Our landscape design needed to solve these problems. We removed the raised beds and created a welcoming path from the driveway to the front walk, wide enough to accommodate strollers and for easily extracting children from car seats. The plants we selected had to be able to thrive in this hostile environment, with limited light, soil filled with greedy tree roots, and little maintenance.

Brunnera Jack Frost, a shade plant that can tolerate quite a bit of sun, was one of our choices. Closer to the sidewalk and more sun, we selected more “between plants” – full sun plants that can tolerate some shade. Black-eyed Susans (Rudbeckia) are a perfect example, as they don’t require 10 hours of direct sun to thrive.

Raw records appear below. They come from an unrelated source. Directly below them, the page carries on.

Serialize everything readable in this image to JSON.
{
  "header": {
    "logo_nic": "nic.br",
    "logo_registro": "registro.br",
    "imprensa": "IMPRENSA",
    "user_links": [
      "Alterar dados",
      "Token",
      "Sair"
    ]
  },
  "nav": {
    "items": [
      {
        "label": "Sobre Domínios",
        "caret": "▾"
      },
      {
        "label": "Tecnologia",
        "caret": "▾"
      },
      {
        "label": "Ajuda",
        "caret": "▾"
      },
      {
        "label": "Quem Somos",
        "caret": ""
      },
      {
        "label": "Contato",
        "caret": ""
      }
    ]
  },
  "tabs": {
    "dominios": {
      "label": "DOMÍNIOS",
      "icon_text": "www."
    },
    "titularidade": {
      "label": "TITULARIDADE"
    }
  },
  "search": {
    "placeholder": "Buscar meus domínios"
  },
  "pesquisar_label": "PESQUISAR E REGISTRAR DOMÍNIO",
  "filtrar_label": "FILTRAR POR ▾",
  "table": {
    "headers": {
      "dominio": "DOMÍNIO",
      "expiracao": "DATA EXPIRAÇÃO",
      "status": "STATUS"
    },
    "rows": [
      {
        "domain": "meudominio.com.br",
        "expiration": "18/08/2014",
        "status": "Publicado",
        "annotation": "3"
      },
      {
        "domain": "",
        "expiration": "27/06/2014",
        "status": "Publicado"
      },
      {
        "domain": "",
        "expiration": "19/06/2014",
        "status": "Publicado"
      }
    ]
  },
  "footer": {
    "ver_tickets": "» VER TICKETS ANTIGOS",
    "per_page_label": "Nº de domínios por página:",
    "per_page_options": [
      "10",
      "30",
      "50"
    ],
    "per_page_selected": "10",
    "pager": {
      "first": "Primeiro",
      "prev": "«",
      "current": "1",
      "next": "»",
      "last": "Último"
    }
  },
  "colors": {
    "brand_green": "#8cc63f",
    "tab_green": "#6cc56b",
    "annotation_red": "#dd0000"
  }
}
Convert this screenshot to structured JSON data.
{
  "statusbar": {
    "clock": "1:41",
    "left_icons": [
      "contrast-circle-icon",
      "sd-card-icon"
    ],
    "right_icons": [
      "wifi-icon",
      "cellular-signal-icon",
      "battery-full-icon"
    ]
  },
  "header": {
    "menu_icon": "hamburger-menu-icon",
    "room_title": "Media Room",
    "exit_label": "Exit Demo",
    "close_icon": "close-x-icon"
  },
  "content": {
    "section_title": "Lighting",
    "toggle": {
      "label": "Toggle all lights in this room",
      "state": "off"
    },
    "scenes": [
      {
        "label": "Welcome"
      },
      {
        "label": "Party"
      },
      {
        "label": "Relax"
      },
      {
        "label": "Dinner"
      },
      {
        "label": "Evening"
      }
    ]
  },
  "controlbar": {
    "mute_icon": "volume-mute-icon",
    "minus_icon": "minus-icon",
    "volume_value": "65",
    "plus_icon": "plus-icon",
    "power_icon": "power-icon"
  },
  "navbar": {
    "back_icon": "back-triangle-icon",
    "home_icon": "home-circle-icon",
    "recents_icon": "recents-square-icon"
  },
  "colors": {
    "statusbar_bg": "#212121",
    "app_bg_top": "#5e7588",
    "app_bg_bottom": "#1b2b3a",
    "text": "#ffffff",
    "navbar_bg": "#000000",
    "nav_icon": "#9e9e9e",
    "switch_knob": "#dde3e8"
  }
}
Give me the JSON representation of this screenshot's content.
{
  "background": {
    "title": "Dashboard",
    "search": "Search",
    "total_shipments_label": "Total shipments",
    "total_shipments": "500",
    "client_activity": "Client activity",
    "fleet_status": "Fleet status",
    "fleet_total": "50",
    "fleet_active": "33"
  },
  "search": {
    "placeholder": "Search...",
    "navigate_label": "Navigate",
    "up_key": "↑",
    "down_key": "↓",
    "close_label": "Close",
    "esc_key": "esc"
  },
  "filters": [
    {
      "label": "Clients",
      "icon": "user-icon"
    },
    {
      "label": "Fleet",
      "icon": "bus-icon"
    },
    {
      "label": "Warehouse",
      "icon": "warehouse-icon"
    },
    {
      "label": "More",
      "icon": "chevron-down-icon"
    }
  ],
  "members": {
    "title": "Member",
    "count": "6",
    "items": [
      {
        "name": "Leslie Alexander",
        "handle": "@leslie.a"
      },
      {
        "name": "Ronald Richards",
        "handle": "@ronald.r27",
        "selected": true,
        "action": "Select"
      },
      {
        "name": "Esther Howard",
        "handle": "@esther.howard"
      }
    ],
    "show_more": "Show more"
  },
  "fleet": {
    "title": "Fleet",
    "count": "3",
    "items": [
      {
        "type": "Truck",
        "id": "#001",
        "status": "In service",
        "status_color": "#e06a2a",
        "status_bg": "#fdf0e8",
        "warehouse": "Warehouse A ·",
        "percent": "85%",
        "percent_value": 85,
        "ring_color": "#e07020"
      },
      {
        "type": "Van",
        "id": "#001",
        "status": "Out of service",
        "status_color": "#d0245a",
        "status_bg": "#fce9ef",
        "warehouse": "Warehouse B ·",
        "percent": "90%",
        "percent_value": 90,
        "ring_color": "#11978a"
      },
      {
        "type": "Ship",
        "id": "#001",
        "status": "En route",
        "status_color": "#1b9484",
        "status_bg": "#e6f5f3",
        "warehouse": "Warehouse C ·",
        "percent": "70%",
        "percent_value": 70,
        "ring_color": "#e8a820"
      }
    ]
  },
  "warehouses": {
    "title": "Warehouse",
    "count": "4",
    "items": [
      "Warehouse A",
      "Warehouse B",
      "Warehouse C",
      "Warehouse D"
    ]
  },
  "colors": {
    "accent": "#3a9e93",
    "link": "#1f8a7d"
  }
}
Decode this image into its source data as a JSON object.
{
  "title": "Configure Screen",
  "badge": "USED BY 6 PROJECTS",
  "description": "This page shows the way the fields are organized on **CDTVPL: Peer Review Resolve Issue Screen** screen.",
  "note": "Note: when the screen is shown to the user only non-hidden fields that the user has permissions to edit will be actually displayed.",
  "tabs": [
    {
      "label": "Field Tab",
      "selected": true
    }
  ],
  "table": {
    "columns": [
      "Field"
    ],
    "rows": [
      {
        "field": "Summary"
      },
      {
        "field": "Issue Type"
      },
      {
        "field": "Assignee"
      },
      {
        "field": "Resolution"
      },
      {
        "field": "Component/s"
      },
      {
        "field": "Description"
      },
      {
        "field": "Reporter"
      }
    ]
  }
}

To create a focal point for the front entry and the picture window view, we planted an Arbutus unedo Compacta, or Dwarf Strawberry Tree. This large shrub or small tree provides year-round interest with its red strawberries, cinnamon-colored bark, and evergreen foliage. It’s also low-water and tolerant of the hot sun and reflected heat from the driveway and sidewalk.

Incorporating Colorful and Useful Plants

The planting plan for Julia and Bruce’s front yard included a mix of colorful, low-maintenance plants that would thrive in the challenging conditions. We incorporated Azorella trifurcata Nana (Dwarf Cushion Bolax), a textural, cascading groundcover, as well as Calluna vulgaris (Summer Heather) and Erica carnea (Spring Heather) for year-round color.

To provide food and habitat for birds and insects, including bees, we included Vaccinium ovatum (Huckleberry), a host plant for the brown elfin butterfly, and Sedum Cape Blanco, which offers nectar for the same butterfly.

By carefully selecting plants that can thrive in the challenging conditions of this Portland front yard, we were able to create a welcoming, low-maintenance entry garden that provides year-round interest and supports the local ecosystem. And for Julia and Bruce, it means they can focus their gardening efforts on the backyard, where they have fruit trees and edibles, while still enjoying a beautiful front yard.

If you’re looking to create a carefree garden that’s tailored to your site’s unique conditions, consider visiting todaysgardens.org to explore our services and discover how we can help you bring your garden vision to life.

Today’s Garden is Garden and Landscape Company, provides all you need about Garden and Landscape Design to get better garden decorations.

Contact Us

General Contact :
[email protected]

Information :
[email protected]

Subscribe For Great Promo

Join with our subscribers and get special price,
free garden magazine, promo product announcements and much more!

© All rights reserved 2022